App and web page records
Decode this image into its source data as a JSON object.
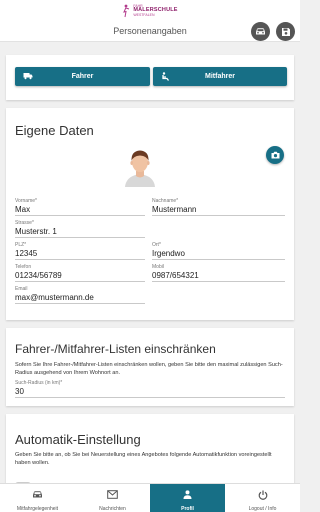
{
  "logo": {
    "small": "FAHR",
    "main": "MALERSCHULE",
    "sub": "WESTFALEN"
  },
  "header": {
    "title": "Personenangaben",
    "car_icon": "car-icon",
    "save_icon": "save-icon"
  },
  "role_switch": {
    "fahrer_label": "Fahrer",
    "mitfahrer_label": "Mitfahrer"
  },
  "eigene_daten": {
    "title": "Eigene Daten",
    "fields": {
      "vorname": {
        "label": "Vorname*",
        "value": "Max"
      },
      "nachname": {
        "label": "Nachname*",
        "value": "Mustermann"
      },
      "strasse": {
        "label": "Strasse*",
        "value": "Musterstr. 1"
      },
      "plz": {
        "label": "PLZ*",
        "value": "12345"
      },
      "ort": {
        "label": "Ort*",
        "value": "Irgendwo"
      },
      "telefon": {
        "label": "Telefon",
        "value": "01234/56789"
      },
      "mobil": {
        "label": "Mobil",
        "value": "0987/654321"
      },
      "email": {
        "label": "Email",
        "value": "max@mustermann.de"
      }
    }
  },
  "filter": {
    "title": "Fahrer-/Mitfahrer-Listen einschränken",
    "description": "Sofern Sie Ihre Fahrer-/Mitfahrer-Listen einschränken wollen, geben Sie bitte den maximal zulässigen Such-Radius ausgehend von Ihrem Wohnort an.",
    "radius_label": "Such-Radius (in km)*",
    "radius_value": "30"
  },
  "auto": {
    "title": "Automatik-Einstellung",
    "description": "Geben Sie bitte an, ob Sie bei Neuerstellung eines Angebotes folgende Automatikfunktion voreingestellt haben wollen."
  },
  "nav": {
    "items": [
      {
        "label": "Mitfahrgelegenheit",
        "icon": "car-icon"
      },
      {
        "label": "Nachrichten",
        "icon": "mail-icon"
      },
      {
        "label": "Profil",
        "icon": "person-icon"
      },
      {
        "label": "Logout / Info",
        "icon": "power-icon"
      }
    ]
  },
  "colors": {
    "accent": "#176f86",
    "header_button": "#555555",
    "brand": "#8e1f6a"
  }
}
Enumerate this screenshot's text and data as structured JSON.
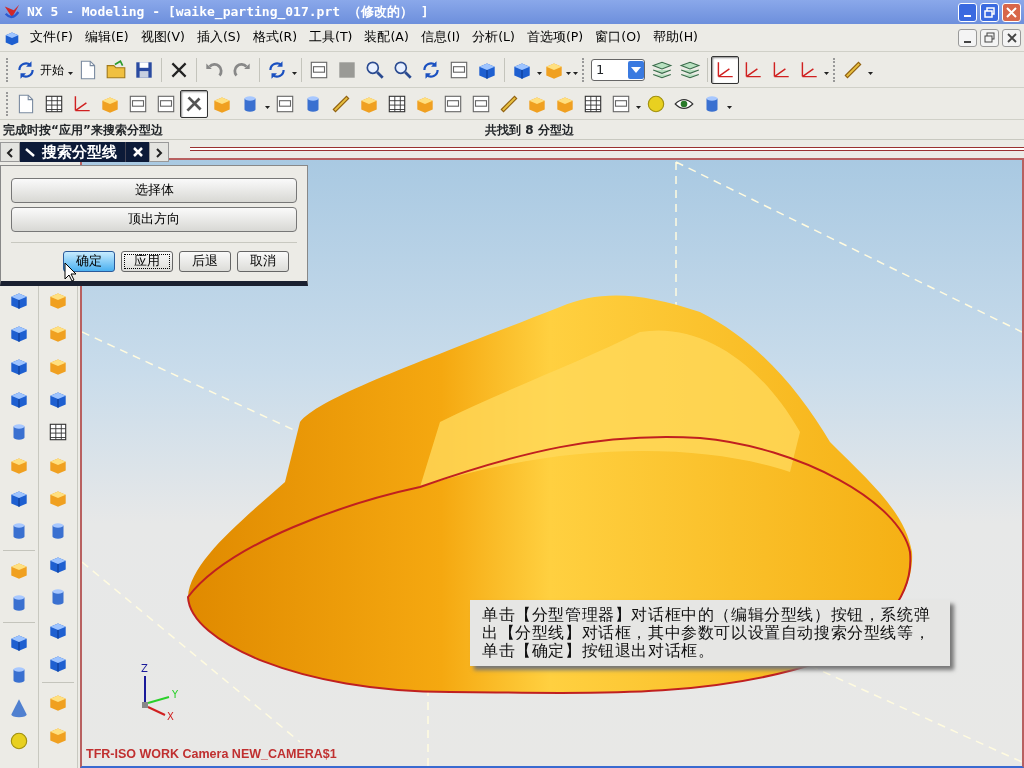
{
  "window": {
    "title": "NX 5 - Modeling - [waike_parting_017.prt （修改的） ]"
  },
  "menu": [
    "文件(F)",
    "编辑(E)",
    "视图(V)",
    "插入(S)",
    "格式(R)",
    "工具(T)",
    "装配(A)",
    "信息(I)",
    "分析(L)",
    "首选项(P)",
    "窗口(O)",
    "帮助(H)"
  ],
  "toolbar_1": [
    {
      "kind": "start",
      "label": "开始"
    },
    {
      "kind": "icon",
      "pressed": false
    },
    {
      "kind": "icon",
      "pressed": false
    },
    {
      "kind": "icon",
      "pressed": false
    },
    {
      "kind": "icon",
      "pressed": false
    },
    {
      "kind": "icon",
      "pressed": false
    },
    {
      "kind": "icon",
      "pressed": false
    },
    {
      "kind": "icon",
      "pressed": false
    },
    {
      "kind": "icon",
      "pressed": false
    },
    {
      "kind": "icon",
      "pressed": false
    },
    {
      "kind": "icon",
      "pressed": false
    },
    {
      "kind": "icon",
      "pressed": false
    },
    {
      "kind": "icon",
      "pressed": false
    },
    {
      "kind": "icon",
      "pressed": false
    },
    {
      "kind": "icon",
      "pressed": false
    },
    {
      "kind": "icon",
      "pressed": false
    },
    {
      "kind": "layer_select",
      "value": "1"
    },
    {
      "kind": "icon",
      "pressed": false
    },
    {
      "kind": "icon",
      "pressed": false
    },
    {
      "kind": "icon",
      "pressed": true
    },
    {
      "kind": "icon",
      "pressed": false
    },
    {
      "kind": "icon",
      "pressed": false
    },
    {
      "kind": "icon",
      "pressed": false
    },
    {
      "kind": "icon",
      "pressed": false
    }
  ],
  "toolbar_2": [
    {
      "pressed": false
    },
    {
      "pressed": false
    },
    {
      "pressed": false
    },
    {
      "pressed": false
    },
    {
      "pressed": false
    },
    {
      "pressed": false
    },
    {
      "pressed": true
    },
    {
      "pressed": false
    },
    {
      "pressed": false
    },
    {
      "pressed": false
    },
    {
      "pressed": false
    },
    {
      "pressed": false
    },
    {
      "pressed": false
    },
    {
      "pressed": false
    },
    {
      "pressed": false
    },
    {
      "pressed": false
    },
    {
      "pressed": false
    },
    {
      "pressed": false
    },
    {
      "pressed": false
    },
    {
      "pressed": false
    },
    {
      "pressed": false
    },
    {
      "pressed": false
    },
    {
      "pressed": false
    },
    {
      "pressed": false
    },
    {
      "pressed": false
    }
  ],
  "status": {
    "prompt": "完成时按“应用”来搜索分型边",
    "message": "共找到 8 分型边"
  },
  "dialog": {
    "title": "搜索分型线",
    "wide_buttons": [
      "选择体",
      "顶出方向"
    ],
    "buttons": [
      {
        "label": "确定",
        "default": true,
        "focused": false
      },
      {
        "label": "应用",
        "default": false,
        "focused": true
      },
      {
        "label": "后退",
        "default": false,
        "focused": false
      },
      {
        "label": "取消",
        "default": false,
        "focused": false
      }
    ]
  },
  "viewport": {
    "axes": [
      "Z",
      "Y",
      "X"
    ],
    "view_label": "TFR-ISO WORK Camera NEW_CAMERA$1",
    "callout": "单击【分型管理器】对话框中的（编辑分型线）按钮，系统弹出【分型线】对话框，其中参数可以设置自动搜索分型线等，单击【确定】按钮退出对话框。"
  }
}
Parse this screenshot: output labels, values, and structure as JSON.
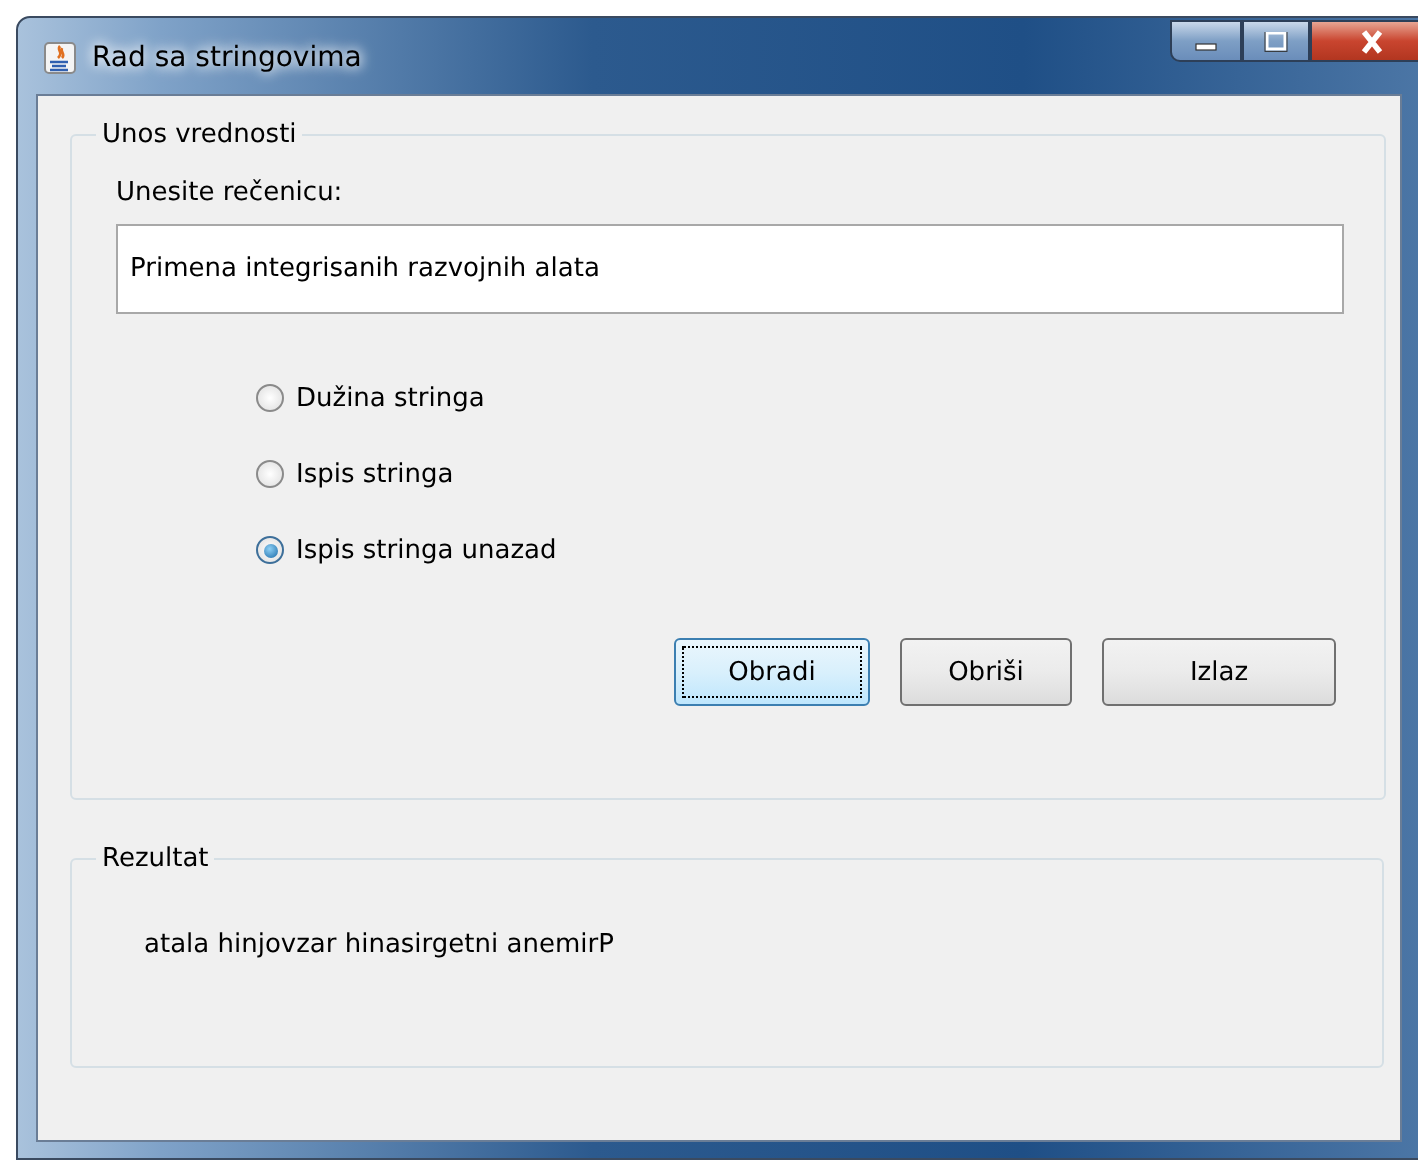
{
  "window": {
    "title": "Rad sa stringovima"
  },
  "input_group": {
    "title": "Unos vrednosti",
    "label": "Unesite rečenicu:",
    "field": {
      "value": "Primena integrisanih razvojnih alata"
    },
    "options": [
      {
        "label": "Dužina stringa",
        "selected": false
      },
      {
        "label": "Ispis stringa",
        "selected": false
      },
      {
        "label": "Ispis stringa unazad",
        "selected": true
      }
    ],
    "buttons": [
      {
        "label": "Obradi",
        "focused": true
      },
      {
        "label": "Obriši",
        "focused": false
      },
      {
        "label": "Izlaz",
        "focused": false
      }
    ]
  },
  "result_group": {
    "title": "Rezultat",
    "text": "atala hinjovzar hinasirgetni anemirP"
  }
}
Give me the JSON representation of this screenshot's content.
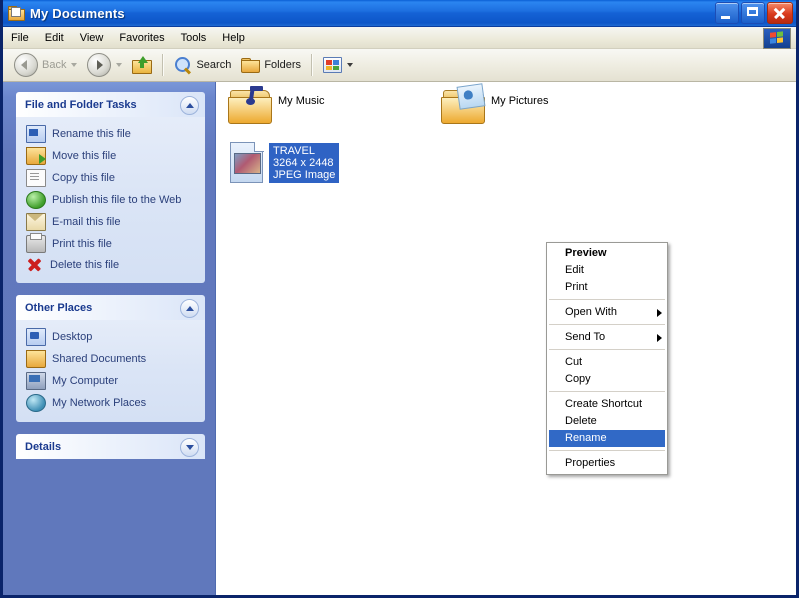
{
  "window": {
    "title": "My Documents",
    "title_icon": "folder-document-icon",
    "controls": {
      "minimize": "Minimize",
      "maximize": "Maximize",
      "close": "Close"
    }
  },
  "menubar": {
    "items": [
      {
        "label": "File"
      },
      {
        "label": "Edit"
      },
      {
        "label": "View"
      },
      {
        "label": "Favorites"
      },
      {
        "label": "Tools"
      },
      {
        "label": "Help"
      }
    ],
    "brand_icon": "windows-flag-icon"
  },
  "toolbar": {
    "back": {
      "label": "Back",
      "icon": "back-arrow-icon",
      "enabled": false
    },
    "forward": {
      "icon": "forward-arrow-icon",
      "enabled": true
    },
    "up": {
      "icon": "up-folder-icon"
    },
    "search": {
      "label": "Search",
      "icon": "magnifier-icon"
    },
    "folders": {
      "label": "Folders",
      "icon": "folder-icon"
    },
    "views": {
      "icon": "views-grid-icon"
    }
  },
  "sidebar": {
    "panels": [
      {
        "title": "File and Folder Tasks",
        "collapse_icon": "chevron-up-icon",
        "collapsed": false,
        "items": [
          {
            "label": "Rename this file",
            "icon": "rename-icon"
          },
          {
            "label": "Move this file",
            "icon": "move-icon"
          },
          {
            "label": "Copy this file",
            "icon": "copy-icon"
          },
          {
            "label": "Publish this file to the Web",
            "icon": "publish-globe-icon"
          },
          {
            "label": "E-mail this file",
            "icon": "email-icon"
          },
          {
            "label": "Print this file",
            "icon": "print-icon"
          },
          {
            "label": "Delete this file",
            "icon": "delete-x-icon"
          }
        ]
      },
      {
        "title": "Other Places",
        "collapse_icon": "chevron-up-icon",
        "collapsed": false,
        "items": [
          {
            "label": "Desktop",
            "icon": "desktop-icon"
          },
          {
            "label": "Shared Documents",
            "icon": "shared-folder-icon"
          },
          {
            "label": "My Computer",
            "icon": "my-computer-icon"
          },
          {
            "label": "My Network Places",
            "icon": "network-places-icon"
          }
        ]
      },
      {
        "title": "Details",
        "collapse_icon": "chevron-down-icon",
        "collapsed": true,
        "items": []
      }
    ]
  },
  "content": {
    "items": [
      {
        "name": "My Music",
        "icon": "folder-music-icon",
        "type": "folder",
        "selected": false
      },
      {
        "name": "My Pictures",
        "icon": "folder-pictures-icon",
        "type": "folder",
        "selected": false
      },
      {
        "name": "TRAVEL",
        "icon": "jpeg-file-icon",
        "type": "file",
        "selected": true,
        "dimensions": "3264 x 2448",
        "file_type": "JPEG Image"
      }
    ]
  },
  "context_menu": {
    "groups": [
      [
        {
          "label": "Preview",
          "bold": true,
          "selected": false,
          "submenu": false
        },
        {
          "label": "Edit",
          "bold": false,
          "selected": false,
          "submenu": false
        },
        {
          "label": "Print",
          "bold": false,
          "selected": false,
          "submenu": false
        }
      ],
      [
        {
          "label": "Open With",
          "bold": false,
          "selected": false,
          "submenu": true
        }
      ],
      [
        {
          "label": "Send To",
          "bold": false,
          "selected": false,
          "submenu": true
        }
      ],
      [
        {
          "label": "Cut",
          "bold": false,
          "selected": false,
          "submenu": false
        },
        {
          "label": "Copy",
          "bold": false,
          "selected": false,
          "submenu": false
        }
      ],
      [
        {
          "label": "Create Shortcut",
          "bold": false,
          "selected": false,
          "submenu": false
        },
        {
          "label": "Delete",
          "bold": false,
          "selected": false,
          "submenu": false
        },
        {
          "label": "Rename",
          "bold": false,
          "selected": true,
          "submenu": false
        }
      ],
      [
        {
          "label": "Properties",
          "bold": false,
          "selected": false,
          "submenu": false
        }
      ]
    ]
  },
  "colors": {
    "titlebar_blue": "#1462d6",
    "sidebar_blue": "#6078bc",
    "panel_body": "#dbe5f6",
    "panel_title_text": "#1a3a8f",
    "selection_blue": "#3169c6",
    "link_text": "#2a3f7a",
    "close_red": "#d93a1c"
  }
}
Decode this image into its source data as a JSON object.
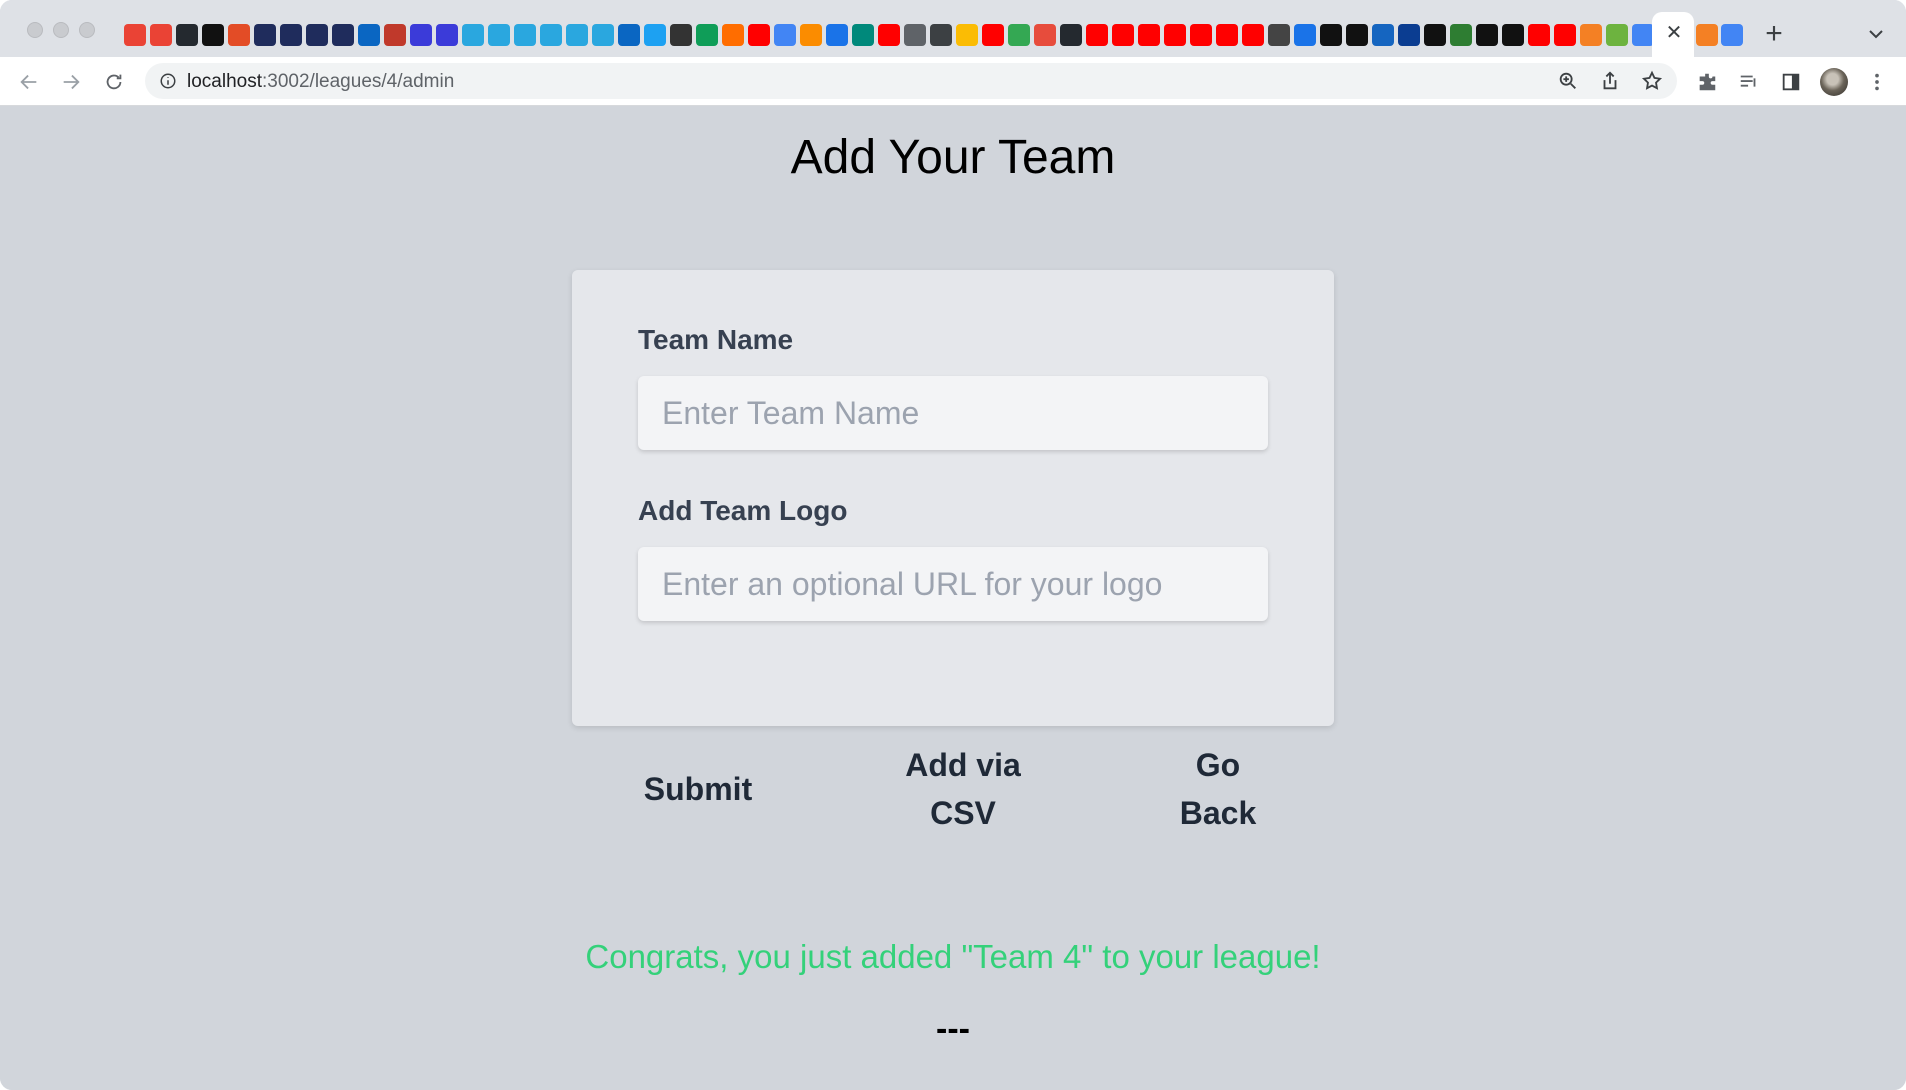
{
  "browser": {
    "url_host": "localhost",
    "url_path": ":3002/leagues/4/admin",
    "tab_close_glyph": "✕",
    "new_tab_glyph": "+",
    "favicon_colors": [
      "#ea4335",
      "#ea4335",
      "#24292f",
      "#111111",
      "#e34c26",
      "#1f2c5c",
      "#1f2c5c",
      "#1f2c5c",
      "#1f2c5c",
      "#0a66c2",
      "#c0392b",
      "#3b3bd9",
      "#3b3bd9",
      "#2aa7df",
      "#2aa7df",
      "#2aa7df",
      "#2aa7df",
      "#2aa7df",
      "#2aa7df",
      "#0a66c2",
      "#1da1f2",
      "#333333",
      "#0f9d58",
      "#ff6d00",
      "#ff0000",
      "#4285f4",
      "#fb8c00",
      "#1a73e8",
      "#00897b",
      "#ff0000",
      "#5f6368",
      "#3c4043",
      "#fbbc04",
      "#ff0000",
      "#34a853",
      "#e74c3c",
      "#24292f",
      "#ff0000",
      "#ff0000",
      "#ff0000",
      "#ff0000",
      "#ff0000",
      "#ff0000",
      "#ff0000",
      "#444444",
      "#1a73e8",
      "#111111",
      "#111111",
      "#1565c0",
      "#0b3d91",
      "#111111",
      "#2e7d32",
      "#111111",
      "#111111",
      "#ff0000",
      "#ff0000",
      "#f48024",
      "#6db33f",
      "#4285f4",
      "#24292f"
    ],
    "tail_favicon_colors": [
      "#f48024",
      "#4285f4"
    ]
  },
  "page": {
    "title": "Add Your Team",
    "form": {
      "team_name_label": "Team Name",
      "team_name_placeholder": "Enter Team Name",
      "team_name_value": "",
      "logo_label": "Add Team Logo",
      "logo_placeholder": "Enter an optional URL for your logo",
      "logo_value": ""
    },
    "buttons": {
      "submit": "Submit",
      "csv_line1": "Add via",
      "csv_line2": "CSV",
      "back_line1": "Go",
      "back_line2": "Back"
    },
    "message": "Congrats, you just added \"Team 4\" to your league!",
    "divider": "---"
  },
  "colors": {
    "page_bg": "#d1d5db",
    "card_bg": "#e5e7eb",
    "success_text": "#34d17a"
  }
}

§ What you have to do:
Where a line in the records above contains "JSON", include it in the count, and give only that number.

§ Completed exercise:
5